“There’s an astonishing level of misinformation and disinformation about a certain amendment to the National Defense Authorization Act (NDAA) for Fiscal Year 2018, so I want to provide some clarity.”
On July 13, the House voted on an amendment offered by Rep. Hartzler. The amendment says that “[f]unds available to the Department of Defense may not be used to provide medical treatment (other than mental health treatment) related to gender transition to a person entitled to medical care” under the military health system.
My staff and I carefully reviewed this amendment, as well as the facts and circumstances surrounding it, and I concluded that the right thing to do was to vote no. Consider the following:
1. The NDAA says nothing about transgender persons or their medical treatment. These subjects are not addressed in the bill. Voting no on an amendment cannot add these subjects to the bill. Most Republicans were happy to vote for the bill before they knew the Hartzler Amendment existed, and they were happy to vote for the bill after the Hartzler Amendment was rejected.
2. The Department of Defense (DoD) adopted a policy in 2016 regarding medical treatment for transgender persons. This policy allows treatment only when it’s “medically necessary,” and the Trump administration has continued the policy. Sec. of Defense Mattis delayed until January 1, 2018, a portion of the policy—related to the further enlistment of transgender persons—that had not yet gone into effect when Pres. Trump took office.

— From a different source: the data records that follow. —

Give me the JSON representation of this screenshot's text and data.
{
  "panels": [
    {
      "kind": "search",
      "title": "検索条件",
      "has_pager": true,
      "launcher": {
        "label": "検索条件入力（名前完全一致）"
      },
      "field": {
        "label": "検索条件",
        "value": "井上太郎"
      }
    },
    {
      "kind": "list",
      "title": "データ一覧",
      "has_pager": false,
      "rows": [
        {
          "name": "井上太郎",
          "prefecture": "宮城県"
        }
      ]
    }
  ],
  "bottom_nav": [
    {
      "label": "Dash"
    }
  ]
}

3. Sec. Mattis and the White House contacted Congress to urge us not to adopt the Hartzler Amendment to the NDAA. They are reviewing the entire policy and want an opportunity to present a new policy before Congress weighs in. As a retired general, Sec. Mattis knows a lot more than most members of Congress about how to build a strong and ready force.
4. The NDAA is an authorization bill for the upcoming fiscal year, which begins on October 1, 2017. Sec. Mattis is expected to present a new policy, if at all, by January 1, 2018. In other words, the Trump administration is asking for only three additional months under the current policy.
So, let’s summarize: The NDAA says nothing about transgender persons. The Trump administration can keep or change the current policy at its discretion. Sec. Mattis and the White House urged us not to adopt the Hartzler Amendment. And all the administration wants is three months to review everything.
Given the facts, circumstances, and eminently reasonable request from the Trump administration, it was not a difficult decision to vote no on this amendment. After Sec. Mattis announces the DoD’s finalized policy, we can discuss the policy with him, evaluate it, and seek changes if necessary.
Those who serve in our Armed Forces deserve the best medical care. One question we must ask and answer, with the aid of the medical community, is which treatments are medically necessary and which are simply elective. With respect to transgender persons, we should focus on the best science, not the political or philosophical opinions of partisans.
Finally, service in all aspects of our Armed Forces cannot be guaranteed to everyone. The job of our Armed Forces is to defend our country, and the DoD should be given more leeway than other parts of the executive branch with respect to personnel decisions.
Rep. Amash and Rep. Reed both voted NO. Unlike Rep. Amash, Rep. Reed seldom explains his votes. Rep. Amash’s explanation omits the obvious fact that defeating the Hartzler Amendment was vital for passage of the NDAA bill which required support from Democrats.